Problem requirements: Search the entries below for "from", and copy each line where it appears.

Extracted information:
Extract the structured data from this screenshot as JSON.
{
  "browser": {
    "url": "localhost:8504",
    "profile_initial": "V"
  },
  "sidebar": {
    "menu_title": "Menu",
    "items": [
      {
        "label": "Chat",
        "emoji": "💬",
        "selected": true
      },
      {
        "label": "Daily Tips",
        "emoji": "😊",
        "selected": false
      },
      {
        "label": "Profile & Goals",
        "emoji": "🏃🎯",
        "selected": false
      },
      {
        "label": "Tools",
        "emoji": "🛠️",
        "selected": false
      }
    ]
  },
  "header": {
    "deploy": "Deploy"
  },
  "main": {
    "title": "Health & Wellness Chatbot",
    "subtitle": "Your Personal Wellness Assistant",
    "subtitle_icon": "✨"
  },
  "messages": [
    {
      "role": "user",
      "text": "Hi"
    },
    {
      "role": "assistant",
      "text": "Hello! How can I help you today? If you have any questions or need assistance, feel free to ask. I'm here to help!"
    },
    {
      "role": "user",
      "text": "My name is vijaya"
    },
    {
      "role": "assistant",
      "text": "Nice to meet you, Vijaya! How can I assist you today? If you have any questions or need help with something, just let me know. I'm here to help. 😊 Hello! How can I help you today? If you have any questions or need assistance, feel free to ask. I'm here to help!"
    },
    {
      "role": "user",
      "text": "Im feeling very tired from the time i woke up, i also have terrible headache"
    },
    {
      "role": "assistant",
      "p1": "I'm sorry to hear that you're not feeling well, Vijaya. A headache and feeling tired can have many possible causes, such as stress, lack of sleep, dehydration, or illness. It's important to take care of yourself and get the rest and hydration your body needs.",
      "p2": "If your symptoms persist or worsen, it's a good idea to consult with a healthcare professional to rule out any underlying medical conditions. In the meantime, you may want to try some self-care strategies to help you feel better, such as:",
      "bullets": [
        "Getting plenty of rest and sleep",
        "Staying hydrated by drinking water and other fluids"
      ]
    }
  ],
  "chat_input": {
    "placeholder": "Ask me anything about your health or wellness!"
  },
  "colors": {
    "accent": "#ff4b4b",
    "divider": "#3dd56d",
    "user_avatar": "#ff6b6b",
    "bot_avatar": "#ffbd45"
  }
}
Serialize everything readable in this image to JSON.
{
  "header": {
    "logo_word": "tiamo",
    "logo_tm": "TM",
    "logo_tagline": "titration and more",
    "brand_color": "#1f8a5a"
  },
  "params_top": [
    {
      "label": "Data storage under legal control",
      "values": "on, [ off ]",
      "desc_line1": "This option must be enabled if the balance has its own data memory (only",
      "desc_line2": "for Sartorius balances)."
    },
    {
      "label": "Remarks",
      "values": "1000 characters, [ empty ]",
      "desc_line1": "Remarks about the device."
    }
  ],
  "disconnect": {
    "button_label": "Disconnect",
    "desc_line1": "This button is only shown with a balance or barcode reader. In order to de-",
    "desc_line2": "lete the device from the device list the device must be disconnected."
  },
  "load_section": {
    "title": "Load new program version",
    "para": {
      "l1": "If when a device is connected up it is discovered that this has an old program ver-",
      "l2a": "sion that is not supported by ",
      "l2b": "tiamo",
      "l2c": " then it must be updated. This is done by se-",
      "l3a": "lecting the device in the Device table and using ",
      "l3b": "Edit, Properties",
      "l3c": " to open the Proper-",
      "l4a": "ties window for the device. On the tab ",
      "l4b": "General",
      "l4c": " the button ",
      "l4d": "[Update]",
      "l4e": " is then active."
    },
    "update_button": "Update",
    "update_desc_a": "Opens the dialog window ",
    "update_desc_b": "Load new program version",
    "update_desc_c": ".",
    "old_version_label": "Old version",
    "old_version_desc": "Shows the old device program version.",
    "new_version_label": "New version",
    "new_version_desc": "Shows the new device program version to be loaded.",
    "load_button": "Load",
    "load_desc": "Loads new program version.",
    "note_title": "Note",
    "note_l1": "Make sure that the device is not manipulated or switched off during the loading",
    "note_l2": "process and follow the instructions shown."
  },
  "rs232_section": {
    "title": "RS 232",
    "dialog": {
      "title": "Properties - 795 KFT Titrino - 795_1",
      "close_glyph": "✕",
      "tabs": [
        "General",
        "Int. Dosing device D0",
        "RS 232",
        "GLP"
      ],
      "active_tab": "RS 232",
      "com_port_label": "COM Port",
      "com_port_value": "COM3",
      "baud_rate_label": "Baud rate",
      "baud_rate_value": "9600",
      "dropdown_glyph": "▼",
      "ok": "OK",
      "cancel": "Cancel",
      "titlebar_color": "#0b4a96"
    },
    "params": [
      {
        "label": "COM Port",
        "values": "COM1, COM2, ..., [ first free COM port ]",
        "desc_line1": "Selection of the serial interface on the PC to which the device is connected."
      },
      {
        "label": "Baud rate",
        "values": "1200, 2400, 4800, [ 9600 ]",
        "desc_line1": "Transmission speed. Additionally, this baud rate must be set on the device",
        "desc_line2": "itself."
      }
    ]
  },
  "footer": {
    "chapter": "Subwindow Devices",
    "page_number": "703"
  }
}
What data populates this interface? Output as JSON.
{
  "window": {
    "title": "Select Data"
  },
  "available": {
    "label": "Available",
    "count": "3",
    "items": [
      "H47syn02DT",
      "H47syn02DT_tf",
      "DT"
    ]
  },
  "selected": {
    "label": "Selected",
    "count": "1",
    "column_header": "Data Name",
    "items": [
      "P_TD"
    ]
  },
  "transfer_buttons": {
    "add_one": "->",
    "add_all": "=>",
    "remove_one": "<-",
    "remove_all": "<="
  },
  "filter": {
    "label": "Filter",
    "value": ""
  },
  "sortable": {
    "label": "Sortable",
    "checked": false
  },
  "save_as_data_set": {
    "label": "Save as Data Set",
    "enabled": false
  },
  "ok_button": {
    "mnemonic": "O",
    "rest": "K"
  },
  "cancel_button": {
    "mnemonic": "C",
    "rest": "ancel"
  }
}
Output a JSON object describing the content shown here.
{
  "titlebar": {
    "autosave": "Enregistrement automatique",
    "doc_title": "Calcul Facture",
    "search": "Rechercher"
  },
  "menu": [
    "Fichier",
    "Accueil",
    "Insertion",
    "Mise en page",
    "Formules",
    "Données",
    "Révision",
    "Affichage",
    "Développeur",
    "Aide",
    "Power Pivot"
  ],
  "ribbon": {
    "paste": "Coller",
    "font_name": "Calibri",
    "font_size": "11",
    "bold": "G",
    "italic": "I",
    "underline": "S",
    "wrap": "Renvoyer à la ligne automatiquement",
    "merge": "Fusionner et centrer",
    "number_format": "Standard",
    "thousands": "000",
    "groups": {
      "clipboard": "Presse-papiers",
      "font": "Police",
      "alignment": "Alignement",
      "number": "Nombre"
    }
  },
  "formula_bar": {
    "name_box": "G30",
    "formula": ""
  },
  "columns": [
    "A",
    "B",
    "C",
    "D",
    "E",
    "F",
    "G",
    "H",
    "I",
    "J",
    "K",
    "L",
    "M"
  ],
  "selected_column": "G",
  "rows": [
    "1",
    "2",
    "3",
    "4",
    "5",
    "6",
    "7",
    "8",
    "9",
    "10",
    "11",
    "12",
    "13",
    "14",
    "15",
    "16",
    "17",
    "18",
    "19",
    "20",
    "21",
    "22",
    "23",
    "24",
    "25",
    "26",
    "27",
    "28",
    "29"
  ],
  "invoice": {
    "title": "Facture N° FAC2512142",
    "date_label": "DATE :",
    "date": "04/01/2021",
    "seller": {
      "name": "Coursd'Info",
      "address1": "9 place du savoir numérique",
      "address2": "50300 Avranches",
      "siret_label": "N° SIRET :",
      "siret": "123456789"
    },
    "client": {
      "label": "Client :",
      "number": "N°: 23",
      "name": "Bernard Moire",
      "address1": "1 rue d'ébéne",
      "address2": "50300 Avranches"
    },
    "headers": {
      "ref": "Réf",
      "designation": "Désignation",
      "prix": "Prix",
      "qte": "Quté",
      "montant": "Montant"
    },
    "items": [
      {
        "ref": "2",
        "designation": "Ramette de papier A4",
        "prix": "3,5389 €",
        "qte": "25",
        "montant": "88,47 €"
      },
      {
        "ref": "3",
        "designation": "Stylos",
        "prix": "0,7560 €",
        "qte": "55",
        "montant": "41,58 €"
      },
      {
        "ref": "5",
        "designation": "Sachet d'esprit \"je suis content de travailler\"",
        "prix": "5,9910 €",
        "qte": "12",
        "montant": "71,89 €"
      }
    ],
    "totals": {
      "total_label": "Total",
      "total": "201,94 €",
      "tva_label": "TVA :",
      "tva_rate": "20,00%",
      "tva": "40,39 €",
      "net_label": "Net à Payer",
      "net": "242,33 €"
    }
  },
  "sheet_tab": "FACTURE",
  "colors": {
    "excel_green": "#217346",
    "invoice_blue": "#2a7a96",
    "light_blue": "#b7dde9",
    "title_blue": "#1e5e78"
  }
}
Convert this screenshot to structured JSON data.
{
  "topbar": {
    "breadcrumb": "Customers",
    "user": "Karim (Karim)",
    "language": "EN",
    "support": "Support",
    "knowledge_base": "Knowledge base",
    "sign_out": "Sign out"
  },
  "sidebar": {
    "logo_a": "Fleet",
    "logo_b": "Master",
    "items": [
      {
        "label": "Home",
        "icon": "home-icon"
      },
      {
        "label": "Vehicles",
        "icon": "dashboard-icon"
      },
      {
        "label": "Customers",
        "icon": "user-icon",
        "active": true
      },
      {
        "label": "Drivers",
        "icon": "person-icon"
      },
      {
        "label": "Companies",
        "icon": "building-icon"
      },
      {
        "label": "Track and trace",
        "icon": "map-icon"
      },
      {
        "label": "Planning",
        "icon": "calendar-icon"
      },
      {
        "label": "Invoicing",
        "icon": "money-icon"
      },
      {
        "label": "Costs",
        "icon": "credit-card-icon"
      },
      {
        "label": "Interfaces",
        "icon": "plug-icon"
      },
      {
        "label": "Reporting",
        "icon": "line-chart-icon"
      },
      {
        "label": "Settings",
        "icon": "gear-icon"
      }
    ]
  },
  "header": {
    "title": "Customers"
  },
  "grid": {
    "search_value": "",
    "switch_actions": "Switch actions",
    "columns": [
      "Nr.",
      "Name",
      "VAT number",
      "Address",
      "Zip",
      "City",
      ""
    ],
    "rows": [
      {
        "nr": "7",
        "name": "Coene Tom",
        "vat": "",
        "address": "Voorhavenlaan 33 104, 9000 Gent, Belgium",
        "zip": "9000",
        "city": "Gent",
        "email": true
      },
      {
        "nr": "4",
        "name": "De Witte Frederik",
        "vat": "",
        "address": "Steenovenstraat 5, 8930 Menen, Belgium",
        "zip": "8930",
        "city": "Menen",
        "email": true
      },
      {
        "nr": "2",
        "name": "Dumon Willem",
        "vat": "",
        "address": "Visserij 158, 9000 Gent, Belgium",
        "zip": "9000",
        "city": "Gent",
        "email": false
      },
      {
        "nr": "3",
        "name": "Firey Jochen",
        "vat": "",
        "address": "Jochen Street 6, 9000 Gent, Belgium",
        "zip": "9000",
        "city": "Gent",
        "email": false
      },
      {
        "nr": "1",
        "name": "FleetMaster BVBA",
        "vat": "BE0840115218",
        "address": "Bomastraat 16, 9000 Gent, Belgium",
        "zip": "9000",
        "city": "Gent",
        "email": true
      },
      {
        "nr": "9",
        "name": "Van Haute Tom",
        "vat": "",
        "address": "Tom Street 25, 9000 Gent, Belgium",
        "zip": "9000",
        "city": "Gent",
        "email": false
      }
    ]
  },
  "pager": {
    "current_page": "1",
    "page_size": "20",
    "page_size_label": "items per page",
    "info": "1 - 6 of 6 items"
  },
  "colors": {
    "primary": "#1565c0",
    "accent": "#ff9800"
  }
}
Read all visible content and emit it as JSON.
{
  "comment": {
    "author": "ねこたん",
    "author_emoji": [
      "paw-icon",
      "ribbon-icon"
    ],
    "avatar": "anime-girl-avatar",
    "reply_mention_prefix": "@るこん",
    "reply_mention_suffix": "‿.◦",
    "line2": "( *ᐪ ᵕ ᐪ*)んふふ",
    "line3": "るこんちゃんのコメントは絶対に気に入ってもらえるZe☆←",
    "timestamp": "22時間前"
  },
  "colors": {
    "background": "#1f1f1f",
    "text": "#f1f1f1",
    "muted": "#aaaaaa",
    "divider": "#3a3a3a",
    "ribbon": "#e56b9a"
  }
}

Answer box:
Extract the structured data from this screenshot as JSON.
      "text": "Im feeling very tired from the time i woke up, i also have terrible headache"
    "desc_line2": "lete the device from the device list the device must be disconnected."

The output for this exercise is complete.